#### [Work instructions]
Scan the listing below for the word "preview" and copy every line that has it.

(Data records)

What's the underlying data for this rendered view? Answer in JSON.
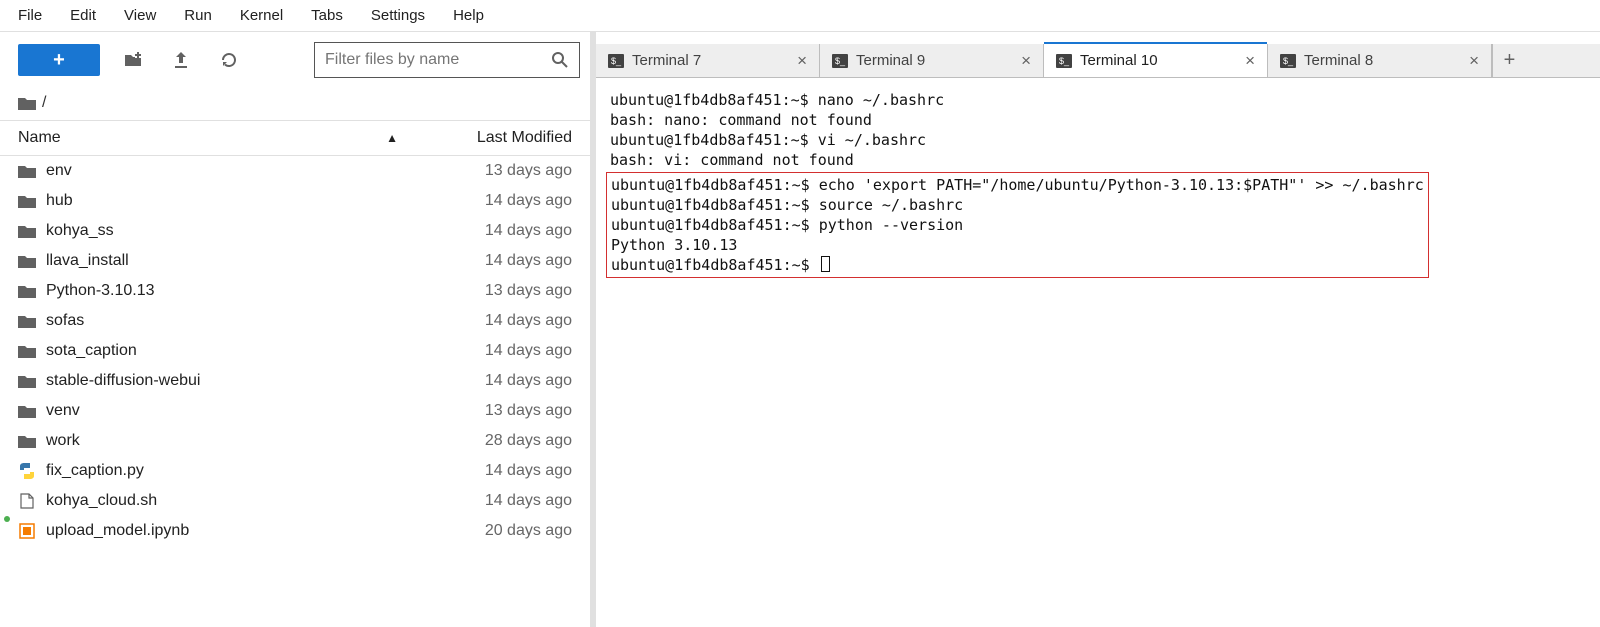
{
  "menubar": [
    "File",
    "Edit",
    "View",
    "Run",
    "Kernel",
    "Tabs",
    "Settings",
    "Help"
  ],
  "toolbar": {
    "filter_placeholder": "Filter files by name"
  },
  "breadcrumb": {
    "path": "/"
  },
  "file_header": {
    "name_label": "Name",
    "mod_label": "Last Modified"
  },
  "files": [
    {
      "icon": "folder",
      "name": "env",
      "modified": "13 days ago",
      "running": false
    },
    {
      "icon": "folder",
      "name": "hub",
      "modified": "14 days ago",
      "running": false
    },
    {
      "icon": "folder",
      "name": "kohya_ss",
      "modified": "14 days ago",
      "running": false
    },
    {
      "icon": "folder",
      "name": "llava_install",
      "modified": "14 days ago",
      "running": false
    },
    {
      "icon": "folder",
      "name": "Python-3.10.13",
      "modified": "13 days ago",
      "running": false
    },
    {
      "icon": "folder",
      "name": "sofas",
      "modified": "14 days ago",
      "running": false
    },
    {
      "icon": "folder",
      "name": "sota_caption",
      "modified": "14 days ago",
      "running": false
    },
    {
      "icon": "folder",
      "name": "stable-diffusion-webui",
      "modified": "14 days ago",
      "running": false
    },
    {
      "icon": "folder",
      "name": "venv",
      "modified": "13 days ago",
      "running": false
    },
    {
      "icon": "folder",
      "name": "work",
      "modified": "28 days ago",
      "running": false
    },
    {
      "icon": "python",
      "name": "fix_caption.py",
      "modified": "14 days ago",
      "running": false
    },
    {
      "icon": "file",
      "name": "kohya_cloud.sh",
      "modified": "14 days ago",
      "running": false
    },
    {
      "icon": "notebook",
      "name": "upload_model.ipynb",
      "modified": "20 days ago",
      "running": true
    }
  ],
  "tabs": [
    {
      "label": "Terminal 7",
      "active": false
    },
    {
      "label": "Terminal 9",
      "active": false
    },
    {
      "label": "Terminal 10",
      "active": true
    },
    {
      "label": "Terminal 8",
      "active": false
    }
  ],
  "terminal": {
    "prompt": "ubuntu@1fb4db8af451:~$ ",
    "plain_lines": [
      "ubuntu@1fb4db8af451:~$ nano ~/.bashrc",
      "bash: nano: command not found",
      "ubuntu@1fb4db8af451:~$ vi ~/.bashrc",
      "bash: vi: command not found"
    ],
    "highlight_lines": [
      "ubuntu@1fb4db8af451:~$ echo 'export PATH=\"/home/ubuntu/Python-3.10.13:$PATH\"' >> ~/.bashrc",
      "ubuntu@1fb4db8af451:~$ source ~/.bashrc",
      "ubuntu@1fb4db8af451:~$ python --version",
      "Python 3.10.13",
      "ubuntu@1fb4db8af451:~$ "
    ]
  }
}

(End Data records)
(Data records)

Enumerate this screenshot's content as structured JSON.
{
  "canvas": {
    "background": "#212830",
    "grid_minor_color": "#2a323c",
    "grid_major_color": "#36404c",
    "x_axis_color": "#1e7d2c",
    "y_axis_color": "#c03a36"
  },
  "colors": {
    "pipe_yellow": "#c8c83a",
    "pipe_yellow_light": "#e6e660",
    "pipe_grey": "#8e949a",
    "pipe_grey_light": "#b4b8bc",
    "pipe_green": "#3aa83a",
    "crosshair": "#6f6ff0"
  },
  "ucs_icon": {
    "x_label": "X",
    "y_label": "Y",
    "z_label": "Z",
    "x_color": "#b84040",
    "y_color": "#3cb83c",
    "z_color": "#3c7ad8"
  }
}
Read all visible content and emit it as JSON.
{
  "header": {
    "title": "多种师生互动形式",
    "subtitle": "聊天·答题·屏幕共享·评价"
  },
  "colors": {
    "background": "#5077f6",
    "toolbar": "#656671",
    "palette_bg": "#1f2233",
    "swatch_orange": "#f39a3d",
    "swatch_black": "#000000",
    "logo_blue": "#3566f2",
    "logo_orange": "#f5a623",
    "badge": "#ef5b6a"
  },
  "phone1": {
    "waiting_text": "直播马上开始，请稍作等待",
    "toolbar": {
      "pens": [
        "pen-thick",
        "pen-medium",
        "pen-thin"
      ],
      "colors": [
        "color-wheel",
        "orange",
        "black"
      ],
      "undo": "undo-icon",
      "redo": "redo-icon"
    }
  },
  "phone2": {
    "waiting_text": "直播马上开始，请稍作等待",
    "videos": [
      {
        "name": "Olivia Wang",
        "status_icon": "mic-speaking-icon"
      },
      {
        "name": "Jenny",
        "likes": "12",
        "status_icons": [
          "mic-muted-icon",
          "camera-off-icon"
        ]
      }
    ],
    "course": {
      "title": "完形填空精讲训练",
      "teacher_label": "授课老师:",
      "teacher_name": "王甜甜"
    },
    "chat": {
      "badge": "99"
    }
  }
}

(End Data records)
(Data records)

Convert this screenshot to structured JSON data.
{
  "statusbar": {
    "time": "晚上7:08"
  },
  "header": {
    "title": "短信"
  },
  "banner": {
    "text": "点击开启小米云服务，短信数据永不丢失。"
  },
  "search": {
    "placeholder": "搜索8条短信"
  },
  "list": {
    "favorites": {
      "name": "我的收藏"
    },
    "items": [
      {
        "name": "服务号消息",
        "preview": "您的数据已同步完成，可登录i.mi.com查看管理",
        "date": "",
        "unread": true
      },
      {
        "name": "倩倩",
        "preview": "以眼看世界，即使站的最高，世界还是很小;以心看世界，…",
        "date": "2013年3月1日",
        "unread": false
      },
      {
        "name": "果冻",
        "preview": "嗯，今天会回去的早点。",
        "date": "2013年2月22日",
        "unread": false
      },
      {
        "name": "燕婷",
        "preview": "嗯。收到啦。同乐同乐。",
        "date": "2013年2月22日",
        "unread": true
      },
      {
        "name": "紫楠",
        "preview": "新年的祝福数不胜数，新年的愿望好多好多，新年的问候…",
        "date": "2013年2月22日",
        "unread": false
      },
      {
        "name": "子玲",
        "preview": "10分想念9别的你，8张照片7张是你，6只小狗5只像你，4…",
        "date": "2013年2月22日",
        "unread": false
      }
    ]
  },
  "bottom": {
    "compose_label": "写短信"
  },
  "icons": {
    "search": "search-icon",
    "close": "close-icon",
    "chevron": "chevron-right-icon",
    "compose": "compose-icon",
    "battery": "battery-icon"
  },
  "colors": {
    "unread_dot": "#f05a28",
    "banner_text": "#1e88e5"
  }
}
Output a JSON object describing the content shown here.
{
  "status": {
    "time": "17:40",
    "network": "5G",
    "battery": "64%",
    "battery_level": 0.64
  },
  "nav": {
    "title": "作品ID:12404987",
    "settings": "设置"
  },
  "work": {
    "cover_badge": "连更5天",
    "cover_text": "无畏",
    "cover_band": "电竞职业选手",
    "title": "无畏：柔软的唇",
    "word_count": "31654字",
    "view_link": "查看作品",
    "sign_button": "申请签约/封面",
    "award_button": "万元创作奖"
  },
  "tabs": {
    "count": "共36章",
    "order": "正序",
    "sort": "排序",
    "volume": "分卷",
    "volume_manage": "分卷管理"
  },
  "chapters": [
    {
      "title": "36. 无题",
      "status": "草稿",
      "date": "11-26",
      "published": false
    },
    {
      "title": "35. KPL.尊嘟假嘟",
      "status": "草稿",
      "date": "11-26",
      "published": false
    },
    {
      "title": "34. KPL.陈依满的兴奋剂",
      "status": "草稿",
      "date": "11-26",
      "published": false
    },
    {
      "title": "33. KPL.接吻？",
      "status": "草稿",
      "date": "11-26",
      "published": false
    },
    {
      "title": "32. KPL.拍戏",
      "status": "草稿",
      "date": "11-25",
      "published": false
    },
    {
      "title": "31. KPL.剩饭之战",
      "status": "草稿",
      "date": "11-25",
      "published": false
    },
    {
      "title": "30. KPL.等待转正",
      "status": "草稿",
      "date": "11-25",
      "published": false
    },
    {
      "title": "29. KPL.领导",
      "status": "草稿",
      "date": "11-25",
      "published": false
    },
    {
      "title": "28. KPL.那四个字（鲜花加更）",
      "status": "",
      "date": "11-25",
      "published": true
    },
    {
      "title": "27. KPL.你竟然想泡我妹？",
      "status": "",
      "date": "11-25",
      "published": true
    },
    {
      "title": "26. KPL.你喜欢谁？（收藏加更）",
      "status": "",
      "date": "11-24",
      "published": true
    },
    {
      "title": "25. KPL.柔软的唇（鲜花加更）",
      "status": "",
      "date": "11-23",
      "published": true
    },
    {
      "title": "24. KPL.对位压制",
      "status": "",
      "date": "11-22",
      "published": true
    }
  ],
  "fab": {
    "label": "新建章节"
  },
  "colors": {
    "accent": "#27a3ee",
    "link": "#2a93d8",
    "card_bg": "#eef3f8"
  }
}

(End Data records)

#### [Expected output]
        "preview": "您的数据已同步完成，可登录i.mi.com查看管理",
        "preview": "以眼看世界，即使站的最高，世界还是很小;以心看世界，…",
        "preview": "嗯，今天会回去的早点。",
        "preview": "嗯。收到啦。同乐同乐。",
        "preview": "新年的祝福数不胜数，新年的愿望好多好多，新年的问候…",
        "preview": "10分想念9别的你，8张照片7张是你，6只小狗5只像你，4…",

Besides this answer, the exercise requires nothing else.